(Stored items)
=-=-=

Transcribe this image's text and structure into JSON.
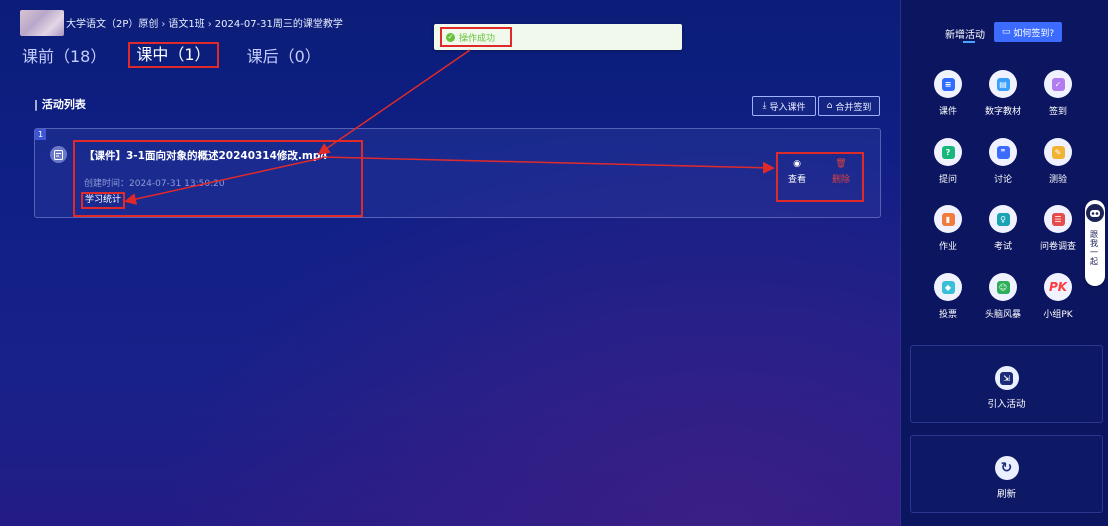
{
  "breadcrumb": {
    "course": "大学语文（2P）原创",
    "class": "语文1班",
    "lesson": "2024-07-31周三的课堂教学"
  },
  "tabs": [
    {
      "label": "课前（18）",
      "active": false
    },
    {
      "label": "课中（1）",
      "active": true
    },
    {
      "label": "课后（0）",
      "active": false
    }
  ],
  "toast": {
    "text": "操作成功",
    "type": "success"
  },
  "activity_list": {
    "title": "活动列表",
    "import_label": "导入课件",
    "merge_label": "合并签到",
    "items": [
      {
        "index": "1",
        "title": "【课件】3-1面向对象的概述20240314修改.mp4",
        "created": "创建时间：2024-07-31 13:50:20",
        "stats_label": "学习统计",
        "view_label": "查看",
        "delete_label": "删除"
      }
    ]
  },
  "sidebar": {
    "heading": "新增活动",
    "howto_label": "如何签到?",
    "activities": [
      {
        "label": "课件",
        "icon": "courseware-icon",
        "color": "#2f6bff"
      },
      {
        "label": "数字教材",
        "icon": "digital-textbook-icon",
        "color": "#3aa0ff"
      },
      {
        "label": "签到",
        "icon": "sign-in-icon",
        "color": "#b37bf0"
      },
      {
        "label": "提问",
        "icon": "question-icon",
        "color": "#18b77a"
      },
      {
        "label": "讨论",
        "icon": "discussion-icon",
        "color": "#3b6cff"
      },
      {
        "label": "测验",
        "icon": "quiz-icon",
        "color": "#f2b233"
      },
      {
        "label": "作业",
        "icon": "homework-icon",
        "color": "#f27a3a"
      },
      {
        "label": "考试",
        "icon": "exam-icon",
        "color": "#1aa3b5"
      },
      {
        "label": "问卷调查",
        "icon": "survey-icon",
        "color": "#e54d4d"
      },
      {
        "label": "投票",
        "icon": "vote-icon",
        "color": "#38c0d8"
      },
      {
        "label": "头脑风暴",
        "icon": "brainstorm-icon",
        "color": "#2fae5a"
      },
      {
        "label": "小组PK",
        "icon": "group-pk-icon",
        "color": "#ff3b3b"
      }
    ],
    "import_activity_label": "引入活动",
    "refresh_label": "刷新"
  },
  "assistant": {
    "label": "跟我一起"
  },
  "colors": {
    "highlight": "#e02a2a",
    "accent": "#3b6cff",
    "success": "#67c23a"
  }
}
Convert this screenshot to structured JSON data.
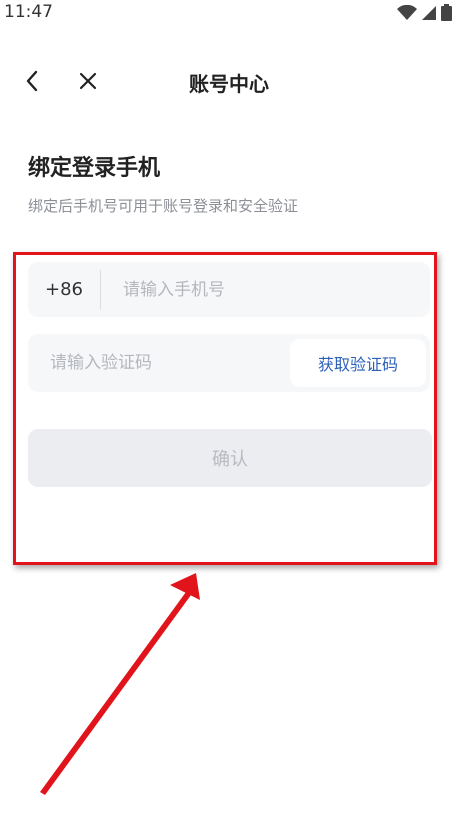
{
  "status_bar": {
    "time": "11:47",
    "icons": [
      "wifi-icon",
      "signal-icon",
      "battery-icon"
    ]
  },
  "nav": {
    "title": "账号中心",
    "back_icon": "chevron-left-icon",
    "close_icon": "close-icon"
  },
  "section": {
    "title": "绑定登录手机",
    "subtitle": "绑定后手机号可用于账号登录和安全验证"
  },
  "form": {
    "country_code": "+86",
    "phone_placeholder": "请输入手机号",
    "code_placeholder": "请输入验证码",
    "get_code_label": "获取验证码",
    "confirm_label": "确认"
  },
  "colors": {
    "accent_link": "#2b5fb8",
    "input_bg": "#f6f7f9",
    "button_disabled_bg": "#ecedf1",
    "annotation_red": "#e2141b"
  }
}
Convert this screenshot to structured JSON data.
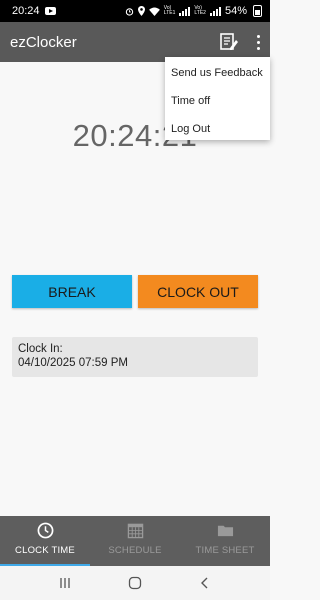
{
  "status_bar": {
    "time": "20:24",
    "battery": "54%",
    "icons": [
      "youtube-icon",
      "alarm-icon",
      "location-icon",
      "wifi-icon",
      "signal-icon",
      "signal-icon",
      "battery-icon"
    ],
    "lte_label_1": "Vo)",
    "lte_label_2": "LTE1",
    "lte_label_3": "Vo)",
    "lte_label_4": "LTE2"
  },
  "app_bar": {
    "title": "ezClocker",
    "actions": [
      "notes-icon",
      "more-vert-icon"
    ]
  },
  "menu": {
    "items": [
      {
        "label": "Send us Feedback"
      },
      {
        "label": "Time off"
      },
      {
        "label": "Log Out"
      }
    ]
  },
  "main": {
    "clock_time": "20:24:21",
    "break_label": "BREAK",
    "clock_out_label": "CLOCK OUT",
    "clock_in_label": "Clock In:",
    "clock_in_value": "04/10/2025 07:59 PM"
  },
  "bottom_nav": {
    "tabs": [
      {
        "label": "CLOCK TIME",
        "icon": "clock-icon",
        "active": true
      },
      {
        "label": "SCHEDULE",
        "icon": "calendar-icon",
        "active": false
      },
      {
        "label": "TIME SHEET",
        "icon": "folder-icon",
        "active": false
      }
    ]
  },
  "system_nav": {
    "buttons": [
      "recent-apps-icon",
      "home-icon",
      "back-icon"
    ]
  },
  "colors": {
    "app_bar": "#595959",
    "break": "#1aaee6",
    "clock_out": "#f38a1f",
    "bottom_nav": "#5e5e5e",
    "active_indicator": "#3fa9e8"
  }
}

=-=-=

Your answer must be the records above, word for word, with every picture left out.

• _Output for this task_
Transcribe this image's text and structure into JSON.
{
  "breadcrumb": {
    "course": "大学语文（2P）原创",
    "class": "语文1班",
    "lesson": "2024-07-31周三的课堂教学"
  },
  "tabs": [
    {
      "label": "课前（18）",
      "active": false
    },
    {
      "label": "课中（1）",
      "active": true
    },
    {
      "label": "课后（0）",
      "active": false
    }
  ],
  "toast": {
    "text": "操作成功",
    "type": "success"
  },
  "activity_list": {
    "title": "活动列表",
    "import_label": "导入课件",
    "merge_label": "合并签到",
    "items": [
      {
        "index": "1",
        "title": "【课件】3-1面向对象的概述20240314修改.mp4",
        "created": "创建时间：2024-07-31 13:50:20",
        "stats_label": "学习统计",
        "view_label": "查看",
        "delete_label": "删除"
      }
    ]
  },
  "sidebar": {
    "heading": "新增活动",
    "howto_label": "如何签到?",
    "activities": [
      {
        "label": "课件",
        "icon": "courseware-icon",
        "color": "#2f6bff"
      },
      {
        "label": "数字教材",
        "icon": "digital-textbook-icon",
        "color": "#3aa0ff"
      },
      {
        "label": "签到",
        "icon": "sign-in-icon",
        "color": "#b37bf0"
      },
      {
        "label": "提问",
        "icon": "question-icon",
        "color": "#18b77a"
      },
      {
        "label": "讨论",
        "icon": "discussion-icon",
        "color": "#3b6cff"
      },
      {
        "label": "测验",
        "icon": "quiz-icon",
        "color": "#f2b233"
      },
      {
        "label": "作业",
        "icon": "homework-icon",
        "color": "#f27a3a"
      },
      {
        "label": "考试",
        "icon": "exam-icon",
        "color": "#1aa3b5"
      },
      {
        "label": "问卷调查",
        "icon": "survey-icon",
        "color": "#e54d4d"
      },
      {
        "label": "投票",
        "icon": "vote-icon",
        "color": "#38c0d8"
      },
      {
        "label": "头脑风暴",
        "icon": "brainstorm-icon",
        "color": "#2fae5a"
      },
      {
        "label": "小组PK",
        "icon": "group-pk-icon",
        "color": "#ff3b3b"
      }
    ],
    "import_activity_label": "引入活动",
    "refresh_label": "刷新"
  },
  "assistant": {
    "label": "跟我一起"
  },
  "colors": {
    "highlight": "#e02a2a",
    "accent": "#3b6cff",
    "success": "#67c23a"
  }
}
Convert this screenshot to structured JSON data.
{
  "status_bar": {
    "time": "11:47",
    "icons": [
      "wifi-icon",
      "signal-icon",
      "battery-icon"
    ]
  },
  "nav": {
    "title": "账号中心",
    "back_icon": "chevron-left-icon",
    "close_icon": "close-icon"
  },
  "section": {
    "title": "绑定登录手机",
    "subtitle": "绑定后手机号可用于账号登录和安全验证"
  },
  "form": {
    "country_code": "+86",
    "phone_placeholder": "请输入手机号",
    "code_placeholder": "请输入验证码",
    "get_code_label": "获取验证码",
    "confirm_label": "确认"
  },
  "colors": {
    "accent_link": "#2b5fb8",
    "input_bg": "#f6f7f9",
    "button_disabled_bg": "#ecedf1",
    "annotation_red": "#e2141b"
  }
}
Convert this screenshot to structured JSON data.
{
  "status_bar": {
    "time": "20:24",
    "battery": "54%",
    "icons": [
      "youtube-icon",
      "alarm-icon",
      "location-icon",
      "wifi-icon",
      "signal-icon",
      "signal-icon",
      "battery-icon"
    ],
    "lte_label_1": "Vo)",
    "lte_label_2": "LTE1",
    "lte_label_3": "Vo)",
    "lte_label_4": "LTE2"
  },
  "app_bar": {
    "title": "ezClocker",
    "actions": [
      "notes-icon",
      "more-vert-icon"
    ]
  },
  "menu": {
    "items": [
      {
        "label": "Send us Feedback"
      },
      {
        "label": "Time off"
      },
      {
        "label": "Log Out"
      }
    ]
  },
  "main": {
    "clock_time": "20:24:21",
    "break_label": "BREAK",
    "clock_out_label": "CLOCK OUT",
    "clock_in_label": "Clock In:",
    "clock_in_value": "04/10/2025 07:59 PM"
  },
  "bottom_nav": {
    "tabs": [
      {
        "label": "CLOCK TIME",
        "icon": "clock-icon",
        "active": true
      },
      {
        "label": "SCHEDULE",
        "icon": "calendar-icon",
        "active": false
      },
      {
        "label": "TIME SHEET",
        "icon": "folder-icon",
        "active": false
      }
    ]
  },
  "system_nav": {
    "buttons": [
      "recent-apps-icon",
      "home-icon",
      "back-icon"
    ]
  },
  "colors": {
    "app_bar": "#595959",
    "break": "#1aaee6",
    "clock_out": "#f38a1f",
    "bottom_nav": "#5e5e5e",
    "active_indicator": "#3fa9e8"
  }
}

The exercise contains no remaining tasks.